Invasive Ductal Carcinoma
Invasive ductal carcinoma is a common form of breast cancer, accounting for approximately 80 percent of all breast cancer diagnoses. This malignancy develops in the ducts that carry milk from the milk glands to the nipples. From there, it can spread into the nearby tissues and lymph nodes. The extent of the cancer is what separates invasive, or infiltrating, ductal carcinoma from another similar type of breast cancer called ductal carcinoma in situ. Invasive means that the cancer has invaded nearby breast tissue, while in situ means that the cancer has not spread outside of the duct(s).
Because invasive ductal carcinomas have spread outside of their original location, they often require a combination of several treatments. Depending on the extent of the metastasis, surgery may be recommended to remove part or all of the breast; surgical removal of the lymph nodes may also be necessary. After surgical treatment, one or more of the following treatments may be recommended to destroy cancerous cells that have spread beyond the original tumor:
- Radiation therapy
- Targeted therapy
- Hormone therapy, if the cancerous cells are receptive to hormone-based treatments
Patients with invasive ductal carcinoma can receive comprehensive care at Tampa General Hospital. Offering a wide range of advanced treatments, preventive options, and compassionate supportive care options available in a single location, we are a leading destination for both male and female breast cancer patients. We design each patient’s treatment plan to account for a number of individualized factors, as well as a patient’s personal preferences. A multidisciplinary team of oncologists designs and carries out each unique treatment plan.

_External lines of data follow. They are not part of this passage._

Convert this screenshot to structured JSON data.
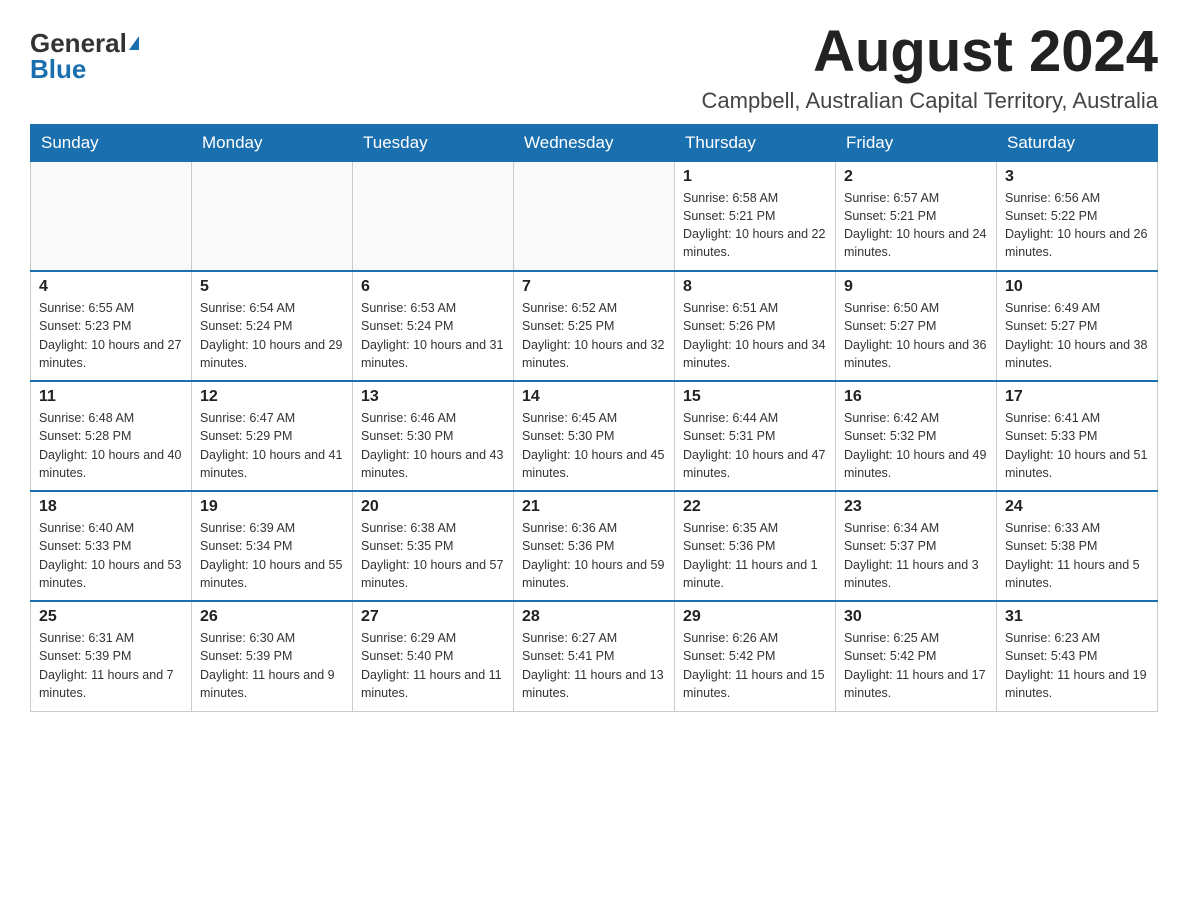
{
  "header": {
    "logo_general": "General",
    "logo_blue": "Blue",
    "month_year": "August 2024",
    "location": "Campbell, Australian Capital Territory, Australia"
  },
  "weekdays": [
    "Sunday",
    "Monday",
    "Tuesday",
    "Wednesday",
    "Thursday",
    "Friday",
    "Saturday"
  ],
  "weeks": [
    [
      {
        "day": "",
        "info": ""
      },
      {
        "day": "",
        "info": ""
      },
      {
        "day": "",
        "info": ""
      },
      {
        "day": "",
        "info": ""
      },
      {
        "day": "1",
        "info": "Sunrise: 6:58 AM\nSunset: 5:21 PM\nDaylight: 10 hours and 22 minutes."
      },
      {
        "day": "2",
        "info": "Sunrise: 6:57 AM\nSunset: 5:21 PM\nDaylight: 10 hours and 24 minutes."
      },
      {
        "day": "3",
        "info": "Sunrise: 6:56 AM\nSunset: 5:22 PM\nDaylight: 10 hours and 26 minutes."
      }
    ],
    [
      {
        "day": "4",
        "info": "Sunrise: 6:55 AM\nSunset: 5:23 PM\nDaylight: 10 hours and 27 minutes."
      },
      {
        "day": "5",
        "info": "Sunrise: 6:54 AM\nSunset: 5:24 PM\nDaylight: 10 hours and 29 minutes."
      },
      {
        "day": "6",
        "info": "Sunrise: 6:53 AM\nSunset: 5:24 PM\nDaylight: 10 hours and 31 minutes."
      },
      {
        "day": "7",
        "info": "Sunrise: 6:52 AM\nSunset: 5:25 PM\nDaylight: 10 hours and 32 minutes."
      },
      {
        "day": "8",
        "info": "Sunrise: 6:51 AM\nSunset: 5:26 PM\nDaylight: 10 hours and 34 minutes."
      },
      {
        "day": "9",
        "info": "Sunrise: 6:50 AM\nSunset: 5:27 PM\nDaylight: 10 hours and 36 minutes."
      },
      {
        "day": "10",
        "info": "Sunrise: 6:49 AM\nSunset: 5:27 PM\nDaylight: 10 hours and 38 minutes."
      }
    ],
    [
      {
        "day": "11",
        "info": "Sunrise: 6:48 AM\nSunset: 5:28 PM\nDaylight: 10 hours and 40 minutes."
      },
      {
        "day": "12",
        "info": "Sunrise: 6:47 AM\nSunset: 5:29 PM\nDaylight: 10 hours and 41 minutes."
      },
      {
        "day": "13",
        "info": "Sunrise: 6:46 AM\nSunset: 5:30 PM\nDaylight: 10 hours and 43 minutes."
      },
      {
        "day": "14",
        "info": "Sunrise: 6:45 AM\nSunset: 5:30 PM\nDaylight: 10 hours and 45 minutes."
      },
      {
        "day": "15",
        "info": "Sunrise: 6:44 AM\nSunset: 5:31 PM\nDaylight: 10 hours and 47 minutes."
      },
      {
        "day": "16",
        "info": "Sunrise: 6:42 AM\nSunset: 5:32 PM\nDaylight: 10 hours and 49 minutes."
      },
      {
        "day": "17",
        "info": "Sunrise: 6:41 AM\nSunset: 5:33 PM\nDaylight: 10 hours and 51 minutes."
      }
    ],
    [
      {
        "day": "18",
        "info": "Sunrise: 6:40 AM\nSunset: 5:33 PM\nDaylight: 10 hours and 53 minutes."
      },
      {
        "day": "19",
        "info": "Sunrise: 6:39 AM\nSunset: 5:34 PM\nDaylight: 10 hours and 55 minutes."
      },
      {
        "day": "20",
        "info": "Sunrise: 6:38 AM\nSunset: 5:35 PM\nDaylight: 10 hours and 57 minutes."
      },
      {
        "day": "21",
        "info": "Sunrise: 6:36 AM\nSunset: 5:36 PM\nDaylight: 10 hours and 59 minutes."
      },
      {
        "day": "22",
        "info": "Sunrise: 6:35 AM\nSunset: 5:36 PM\nDaylight: 11 hours and 1 minute."
      },
      {
        "day": "23",
        "info": "Sunrise: 6:34 AM\nSunset: 5:37 PM\nDaylight: 11 hours and 3 minutes."
      },
      {
        "day": "24",
        "info": "Sunrise: 6:33 AM\nSunset: 5:38 PM\nDaylight: 11 hours and 5 minutes."
      }
    ],
    [
      {
        "day": "25",
        "info": "Sunrise: 6:31 AM\nSunset: 5:39 PM\nDaylight: 11 hours and 7 minutes."
      },
      {
        "day": "26",
        "info": "Sunrise: 6:30 AM\nSunset: 5:39 PM\nDaylight: 11 hours and 9 minutes."
      },
      {
        "day": "27",
        "info": "Sunrise: 6:29 AM\nSunset: 5:40 PM\nDaylight: 11 hours and 11 minutes."
      },
      {
        "day": "28",
        "info": "Sunrise: 6:27 AM\nSunset: 5:41 PM\nDaylight: 11 hours and 13 minutes."
      },
      {
        "day": "29",
        "info": "Sunrise: 6:26 AM\nSunset: 5:42 PM\nDaylight: 11 hours and 15 minutes."
      },
      {
        "day": "30",
        "info": "Sunrise: 6:25 AM\nSunset: 5:42 PM\nDaylight: 11 hours and 17 minutes."
      },
      {
        "day": "31",
        "info": "Sunrise: 6:23 AM\nSunset: 5:43 PM\nDaylight: 11 hours and 19 minutes."
      }
    ]
  ]
}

At TGH, we treat invasive ductal carcinoma, ductal carcinoma in situ, and all other types of benign and malignant breast tumors. To learn more or schedule an appointment, please call 813-844-7585.